Exercise prompt | Your answer should be every line of the entries that has the string "JSON" in it.

Dataset records |
════════════════
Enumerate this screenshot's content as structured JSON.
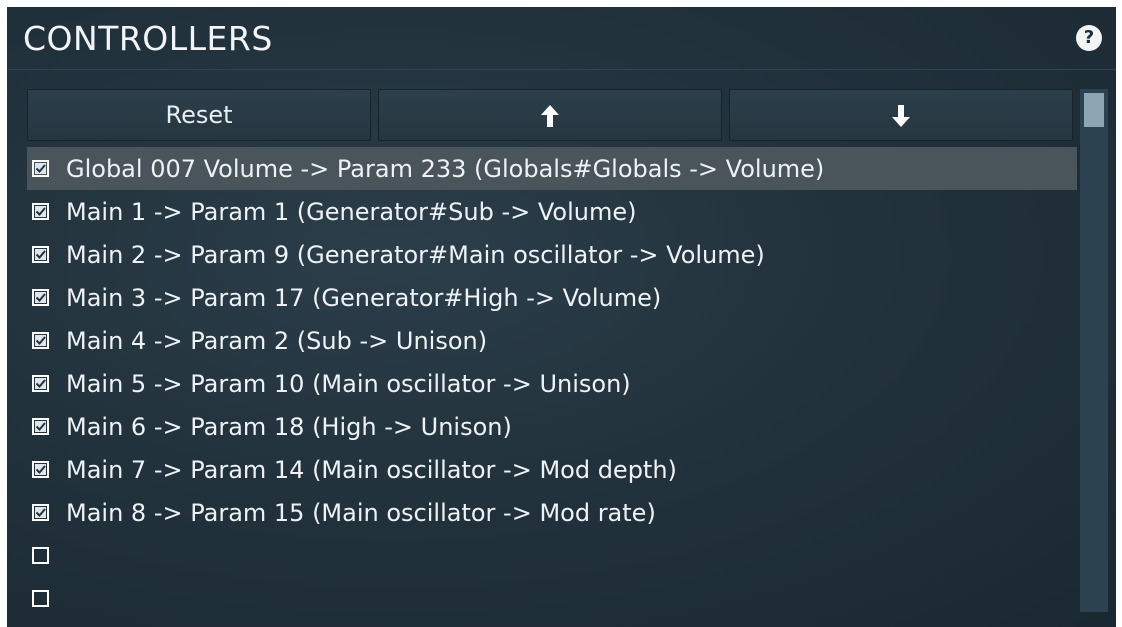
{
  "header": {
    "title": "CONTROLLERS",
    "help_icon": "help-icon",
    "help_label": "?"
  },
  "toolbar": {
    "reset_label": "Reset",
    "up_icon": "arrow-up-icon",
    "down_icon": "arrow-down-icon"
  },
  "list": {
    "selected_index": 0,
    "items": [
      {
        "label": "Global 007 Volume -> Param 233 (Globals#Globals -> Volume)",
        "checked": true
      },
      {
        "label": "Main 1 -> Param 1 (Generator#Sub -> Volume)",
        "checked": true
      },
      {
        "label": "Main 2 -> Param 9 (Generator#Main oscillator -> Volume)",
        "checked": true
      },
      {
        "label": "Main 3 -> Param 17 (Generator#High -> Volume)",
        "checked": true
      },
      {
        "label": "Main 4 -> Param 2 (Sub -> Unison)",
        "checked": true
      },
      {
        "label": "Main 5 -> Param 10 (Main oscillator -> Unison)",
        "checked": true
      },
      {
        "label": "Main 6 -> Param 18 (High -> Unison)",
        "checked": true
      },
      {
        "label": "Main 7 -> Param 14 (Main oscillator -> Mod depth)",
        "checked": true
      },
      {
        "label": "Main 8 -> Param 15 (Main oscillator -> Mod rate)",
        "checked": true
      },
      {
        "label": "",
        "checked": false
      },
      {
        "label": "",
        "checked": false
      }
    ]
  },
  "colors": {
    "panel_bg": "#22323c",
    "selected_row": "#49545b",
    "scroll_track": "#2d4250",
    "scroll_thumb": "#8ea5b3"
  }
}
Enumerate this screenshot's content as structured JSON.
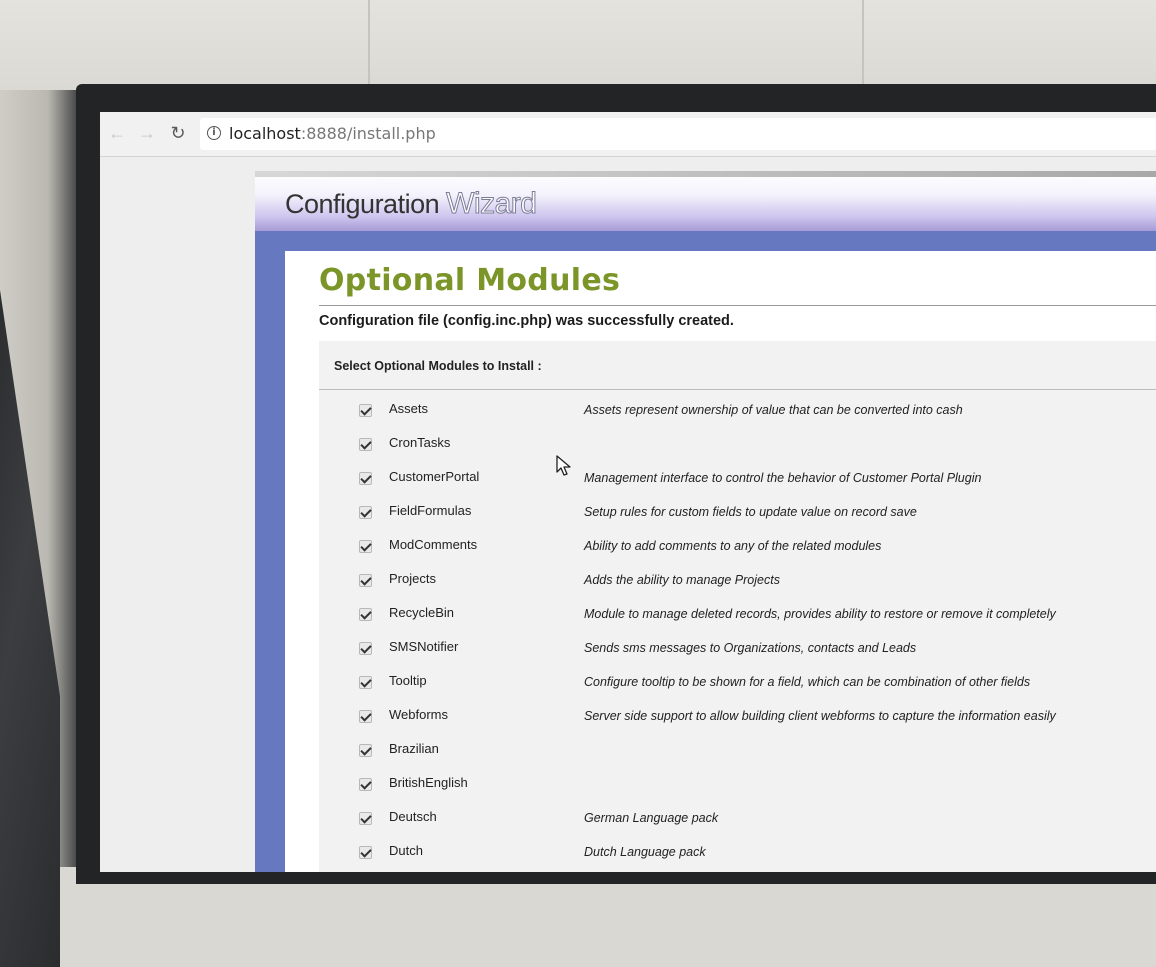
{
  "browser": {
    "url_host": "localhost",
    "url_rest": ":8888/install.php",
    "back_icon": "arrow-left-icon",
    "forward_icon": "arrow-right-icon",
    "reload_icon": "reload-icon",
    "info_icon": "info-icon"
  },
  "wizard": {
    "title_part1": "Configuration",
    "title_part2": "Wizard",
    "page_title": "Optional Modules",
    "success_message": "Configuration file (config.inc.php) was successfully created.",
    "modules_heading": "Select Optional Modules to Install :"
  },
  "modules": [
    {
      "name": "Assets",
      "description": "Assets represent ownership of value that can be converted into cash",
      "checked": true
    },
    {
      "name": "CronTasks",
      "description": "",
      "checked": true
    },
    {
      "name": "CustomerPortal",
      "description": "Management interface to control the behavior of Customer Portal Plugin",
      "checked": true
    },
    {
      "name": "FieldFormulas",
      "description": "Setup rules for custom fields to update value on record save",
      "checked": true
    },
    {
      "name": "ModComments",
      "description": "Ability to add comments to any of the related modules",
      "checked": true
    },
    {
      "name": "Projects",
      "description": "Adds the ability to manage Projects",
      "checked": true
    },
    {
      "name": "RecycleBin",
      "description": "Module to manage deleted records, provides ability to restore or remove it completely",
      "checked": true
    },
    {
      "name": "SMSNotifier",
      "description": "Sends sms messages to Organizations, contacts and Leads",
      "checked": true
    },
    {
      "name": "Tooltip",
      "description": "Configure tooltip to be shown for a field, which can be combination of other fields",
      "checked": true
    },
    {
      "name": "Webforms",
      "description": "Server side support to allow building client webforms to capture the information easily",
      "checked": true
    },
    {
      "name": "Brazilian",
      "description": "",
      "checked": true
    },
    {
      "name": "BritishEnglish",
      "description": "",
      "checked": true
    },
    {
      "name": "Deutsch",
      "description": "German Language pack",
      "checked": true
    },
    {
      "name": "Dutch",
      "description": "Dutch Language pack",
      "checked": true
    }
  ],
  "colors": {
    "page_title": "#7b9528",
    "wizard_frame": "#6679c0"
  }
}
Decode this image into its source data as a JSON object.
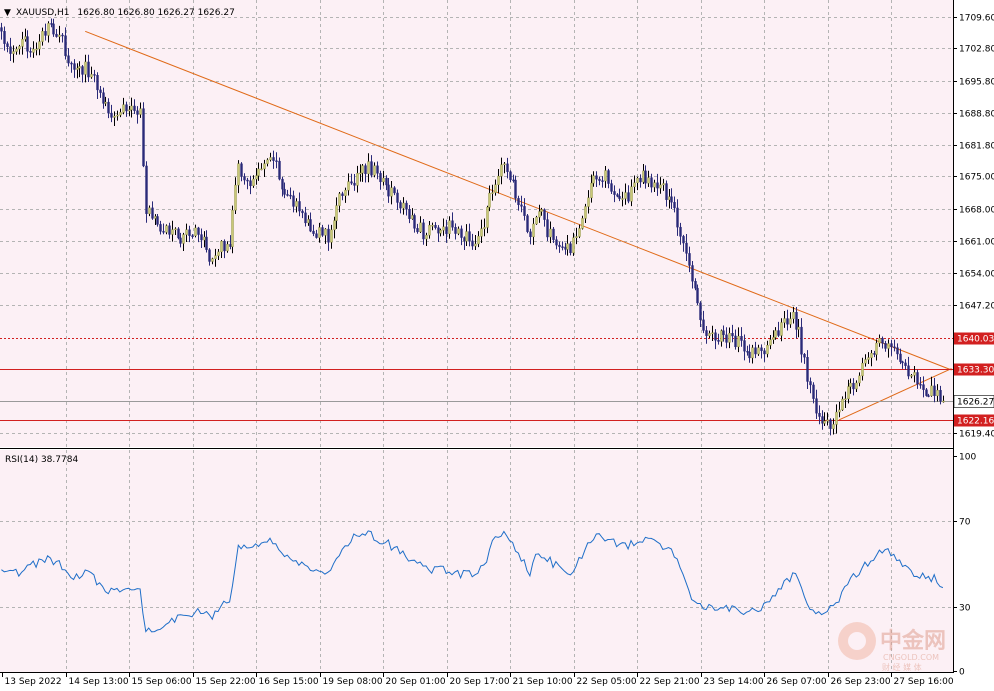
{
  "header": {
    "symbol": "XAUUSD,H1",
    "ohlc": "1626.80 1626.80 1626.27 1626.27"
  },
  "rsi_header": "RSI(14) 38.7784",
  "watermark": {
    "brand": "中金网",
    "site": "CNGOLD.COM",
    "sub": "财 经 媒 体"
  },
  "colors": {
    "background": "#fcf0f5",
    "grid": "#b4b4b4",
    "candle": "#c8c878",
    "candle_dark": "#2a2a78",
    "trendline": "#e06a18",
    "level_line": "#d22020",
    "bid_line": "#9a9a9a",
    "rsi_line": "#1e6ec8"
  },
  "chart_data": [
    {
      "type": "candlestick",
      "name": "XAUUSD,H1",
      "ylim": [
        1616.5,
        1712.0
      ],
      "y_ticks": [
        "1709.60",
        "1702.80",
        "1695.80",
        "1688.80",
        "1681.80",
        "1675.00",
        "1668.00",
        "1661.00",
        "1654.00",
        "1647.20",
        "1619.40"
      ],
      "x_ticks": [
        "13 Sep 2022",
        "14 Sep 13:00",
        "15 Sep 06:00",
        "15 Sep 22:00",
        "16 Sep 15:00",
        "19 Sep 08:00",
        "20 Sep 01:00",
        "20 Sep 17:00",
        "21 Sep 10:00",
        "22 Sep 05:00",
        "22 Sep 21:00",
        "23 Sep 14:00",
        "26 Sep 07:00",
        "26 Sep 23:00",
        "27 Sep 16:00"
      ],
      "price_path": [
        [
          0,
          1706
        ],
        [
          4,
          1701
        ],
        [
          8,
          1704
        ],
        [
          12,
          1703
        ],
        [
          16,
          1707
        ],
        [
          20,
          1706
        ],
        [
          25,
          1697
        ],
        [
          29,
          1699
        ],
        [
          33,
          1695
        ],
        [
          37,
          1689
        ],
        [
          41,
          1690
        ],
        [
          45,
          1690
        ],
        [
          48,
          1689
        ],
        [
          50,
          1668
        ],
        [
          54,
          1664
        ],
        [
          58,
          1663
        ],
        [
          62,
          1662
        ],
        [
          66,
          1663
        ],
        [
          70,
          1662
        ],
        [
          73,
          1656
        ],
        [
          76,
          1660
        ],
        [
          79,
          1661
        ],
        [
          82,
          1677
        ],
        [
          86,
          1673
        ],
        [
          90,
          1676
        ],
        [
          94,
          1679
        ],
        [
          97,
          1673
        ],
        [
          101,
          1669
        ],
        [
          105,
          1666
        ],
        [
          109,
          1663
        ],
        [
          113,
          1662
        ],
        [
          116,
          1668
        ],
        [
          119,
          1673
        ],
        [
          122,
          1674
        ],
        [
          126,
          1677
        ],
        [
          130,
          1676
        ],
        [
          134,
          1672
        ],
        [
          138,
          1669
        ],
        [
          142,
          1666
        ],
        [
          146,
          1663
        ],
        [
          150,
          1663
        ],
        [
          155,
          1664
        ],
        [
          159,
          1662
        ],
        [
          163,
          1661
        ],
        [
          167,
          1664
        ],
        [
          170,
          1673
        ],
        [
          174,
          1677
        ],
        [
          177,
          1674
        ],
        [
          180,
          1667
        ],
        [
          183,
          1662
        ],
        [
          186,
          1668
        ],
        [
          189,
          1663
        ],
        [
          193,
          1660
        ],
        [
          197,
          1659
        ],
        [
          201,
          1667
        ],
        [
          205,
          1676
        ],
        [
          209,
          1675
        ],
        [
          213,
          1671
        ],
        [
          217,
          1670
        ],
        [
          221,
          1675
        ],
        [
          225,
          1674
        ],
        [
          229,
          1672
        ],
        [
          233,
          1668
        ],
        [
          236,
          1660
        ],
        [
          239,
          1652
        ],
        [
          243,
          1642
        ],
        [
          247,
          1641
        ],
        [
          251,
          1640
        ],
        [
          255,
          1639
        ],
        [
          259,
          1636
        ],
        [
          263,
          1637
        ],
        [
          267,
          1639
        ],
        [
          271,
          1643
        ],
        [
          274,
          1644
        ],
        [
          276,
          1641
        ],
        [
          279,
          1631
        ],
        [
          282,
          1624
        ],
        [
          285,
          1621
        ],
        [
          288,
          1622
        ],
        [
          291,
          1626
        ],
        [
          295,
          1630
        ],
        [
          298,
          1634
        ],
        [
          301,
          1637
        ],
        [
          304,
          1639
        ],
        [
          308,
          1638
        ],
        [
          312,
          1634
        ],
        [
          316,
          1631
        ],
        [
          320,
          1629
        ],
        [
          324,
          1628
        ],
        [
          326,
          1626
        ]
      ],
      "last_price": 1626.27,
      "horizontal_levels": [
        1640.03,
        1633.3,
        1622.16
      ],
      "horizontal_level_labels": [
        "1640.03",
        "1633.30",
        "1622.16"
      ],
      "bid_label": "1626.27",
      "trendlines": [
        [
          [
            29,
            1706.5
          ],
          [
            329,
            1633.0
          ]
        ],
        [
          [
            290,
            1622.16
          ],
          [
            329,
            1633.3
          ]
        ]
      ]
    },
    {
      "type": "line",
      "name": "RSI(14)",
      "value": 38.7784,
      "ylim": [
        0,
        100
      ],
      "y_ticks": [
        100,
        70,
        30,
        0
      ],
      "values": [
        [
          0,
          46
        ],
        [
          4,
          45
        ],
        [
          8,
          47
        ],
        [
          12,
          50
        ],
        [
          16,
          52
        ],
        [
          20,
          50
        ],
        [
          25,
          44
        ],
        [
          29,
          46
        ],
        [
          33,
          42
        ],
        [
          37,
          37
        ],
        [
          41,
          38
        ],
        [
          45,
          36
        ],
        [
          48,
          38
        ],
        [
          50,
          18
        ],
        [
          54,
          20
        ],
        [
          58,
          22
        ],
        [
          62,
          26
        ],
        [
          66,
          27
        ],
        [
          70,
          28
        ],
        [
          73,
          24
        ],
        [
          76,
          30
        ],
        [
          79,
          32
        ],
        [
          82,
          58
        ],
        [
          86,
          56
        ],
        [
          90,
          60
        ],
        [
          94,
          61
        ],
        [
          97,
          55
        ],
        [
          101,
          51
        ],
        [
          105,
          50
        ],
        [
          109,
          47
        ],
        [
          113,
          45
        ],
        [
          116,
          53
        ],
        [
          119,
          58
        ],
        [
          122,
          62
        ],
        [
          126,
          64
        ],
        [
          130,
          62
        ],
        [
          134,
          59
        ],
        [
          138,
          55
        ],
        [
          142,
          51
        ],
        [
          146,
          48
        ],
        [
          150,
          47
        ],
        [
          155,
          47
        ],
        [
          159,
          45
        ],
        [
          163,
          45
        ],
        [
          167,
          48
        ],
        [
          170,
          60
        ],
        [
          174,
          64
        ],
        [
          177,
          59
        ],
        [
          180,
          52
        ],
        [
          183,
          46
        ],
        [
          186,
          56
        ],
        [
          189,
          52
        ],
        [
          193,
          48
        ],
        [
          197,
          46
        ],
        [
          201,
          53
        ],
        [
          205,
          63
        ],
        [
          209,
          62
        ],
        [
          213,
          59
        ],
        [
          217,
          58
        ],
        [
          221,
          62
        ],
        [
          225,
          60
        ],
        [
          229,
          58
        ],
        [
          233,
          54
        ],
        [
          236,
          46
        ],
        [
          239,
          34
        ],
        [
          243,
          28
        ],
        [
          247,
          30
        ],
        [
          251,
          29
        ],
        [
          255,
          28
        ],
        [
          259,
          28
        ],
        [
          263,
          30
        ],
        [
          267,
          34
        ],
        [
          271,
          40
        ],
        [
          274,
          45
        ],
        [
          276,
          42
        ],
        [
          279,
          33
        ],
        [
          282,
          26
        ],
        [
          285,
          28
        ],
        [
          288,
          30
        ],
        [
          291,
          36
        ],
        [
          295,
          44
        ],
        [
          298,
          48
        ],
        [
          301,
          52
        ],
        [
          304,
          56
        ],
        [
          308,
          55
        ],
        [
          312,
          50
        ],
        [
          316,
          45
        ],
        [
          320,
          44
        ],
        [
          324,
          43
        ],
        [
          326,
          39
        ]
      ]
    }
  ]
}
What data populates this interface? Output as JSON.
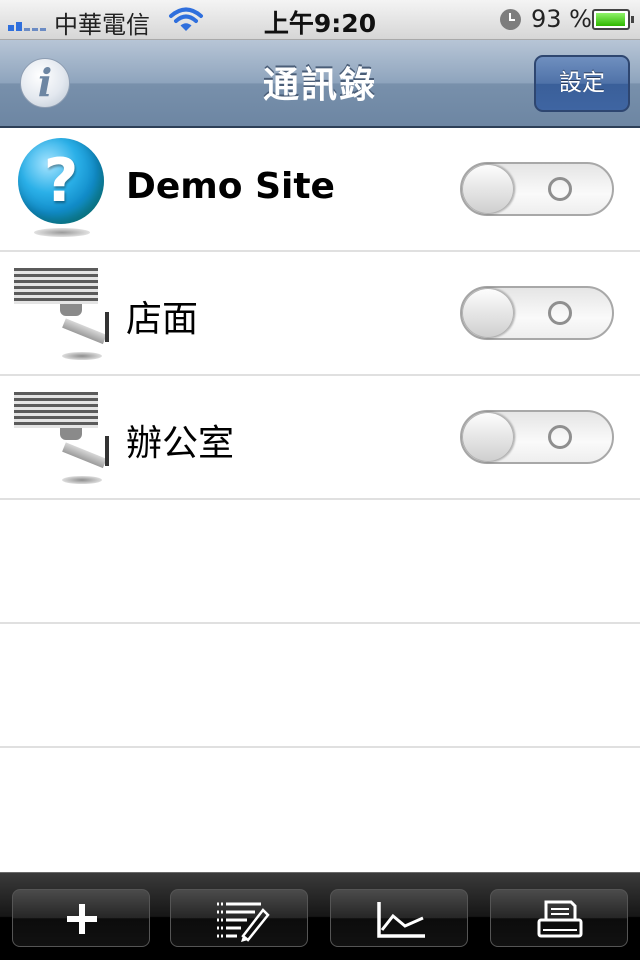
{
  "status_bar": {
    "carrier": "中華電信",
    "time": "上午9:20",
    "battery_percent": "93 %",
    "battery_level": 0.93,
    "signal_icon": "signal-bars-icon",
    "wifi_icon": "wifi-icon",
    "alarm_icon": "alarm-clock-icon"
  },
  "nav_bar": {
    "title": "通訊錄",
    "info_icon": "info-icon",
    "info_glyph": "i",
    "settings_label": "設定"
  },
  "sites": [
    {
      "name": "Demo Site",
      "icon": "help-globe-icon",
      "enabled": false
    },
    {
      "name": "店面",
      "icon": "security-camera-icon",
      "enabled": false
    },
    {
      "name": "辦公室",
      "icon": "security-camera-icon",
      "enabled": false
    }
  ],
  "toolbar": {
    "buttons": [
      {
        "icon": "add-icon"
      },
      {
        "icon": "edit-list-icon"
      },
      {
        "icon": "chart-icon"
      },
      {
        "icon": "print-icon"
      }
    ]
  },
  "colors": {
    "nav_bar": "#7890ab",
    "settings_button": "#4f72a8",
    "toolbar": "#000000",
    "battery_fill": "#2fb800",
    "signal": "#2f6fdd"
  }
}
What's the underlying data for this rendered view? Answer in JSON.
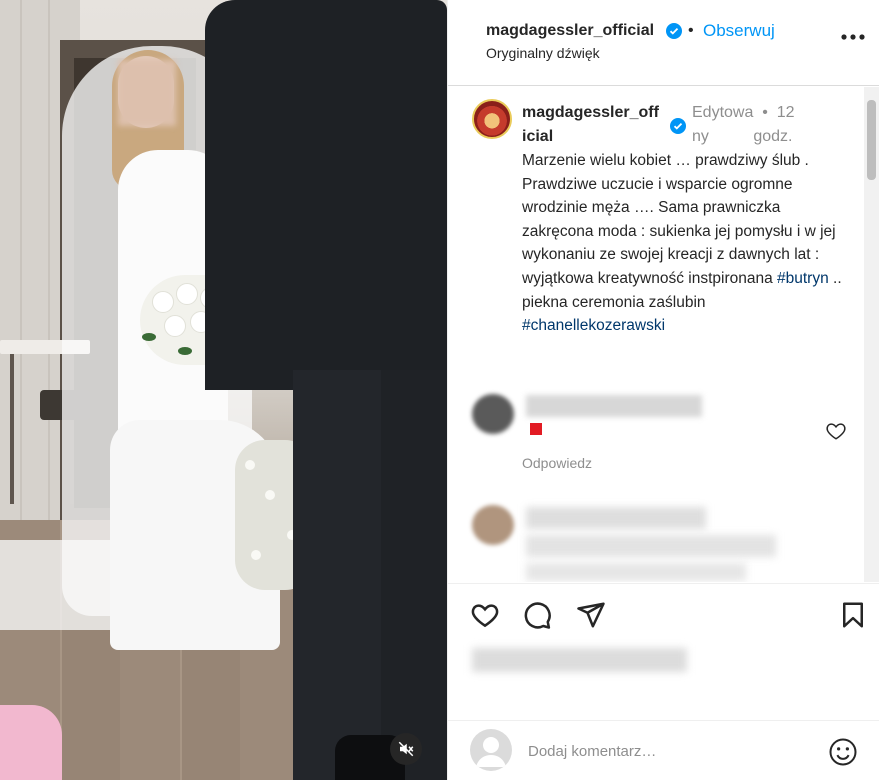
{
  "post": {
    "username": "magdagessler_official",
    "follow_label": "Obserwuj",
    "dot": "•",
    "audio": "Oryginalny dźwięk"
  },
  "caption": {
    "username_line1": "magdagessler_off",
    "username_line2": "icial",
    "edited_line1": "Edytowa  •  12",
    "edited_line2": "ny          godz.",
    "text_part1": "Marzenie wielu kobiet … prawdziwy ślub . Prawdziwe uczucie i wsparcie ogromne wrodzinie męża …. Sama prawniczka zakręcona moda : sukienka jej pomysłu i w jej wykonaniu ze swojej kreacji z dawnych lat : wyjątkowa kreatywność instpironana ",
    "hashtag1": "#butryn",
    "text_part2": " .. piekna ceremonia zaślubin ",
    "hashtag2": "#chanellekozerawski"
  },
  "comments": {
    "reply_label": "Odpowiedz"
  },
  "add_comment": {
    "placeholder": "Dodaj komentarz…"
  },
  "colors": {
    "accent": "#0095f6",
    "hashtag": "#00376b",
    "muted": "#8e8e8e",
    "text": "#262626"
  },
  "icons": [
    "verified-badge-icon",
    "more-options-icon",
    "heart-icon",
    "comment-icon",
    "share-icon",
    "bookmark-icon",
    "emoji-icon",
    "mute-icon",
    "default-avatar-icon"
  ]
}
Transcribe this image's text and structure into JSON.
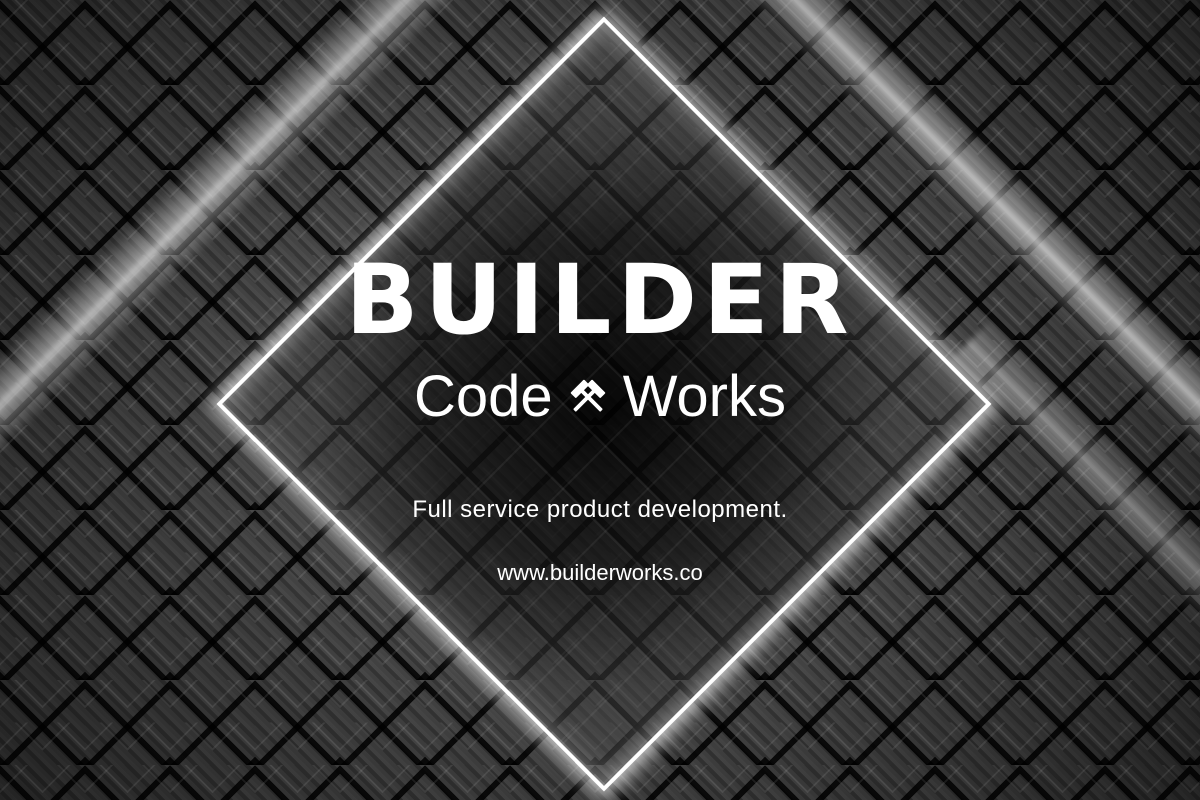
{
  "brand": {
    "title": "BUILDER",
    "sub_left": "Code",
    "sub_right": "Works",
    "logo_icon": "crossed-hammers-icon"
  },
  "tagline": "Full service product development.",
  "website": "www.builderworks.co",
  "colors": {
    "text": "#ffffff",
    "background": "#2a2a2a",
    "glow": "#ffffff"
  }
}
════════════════
Answer space |
Enumerate this screenshot's content as structured JSON.
Enumerate this screenshot's content as structured JSON.
Decode this image into its source data as a JSON object.
What data populates this interface? Output as JSON.
What's the underlying data for this rendered view? Answer in JSON.
Transcribe this image's text and structure into JSON.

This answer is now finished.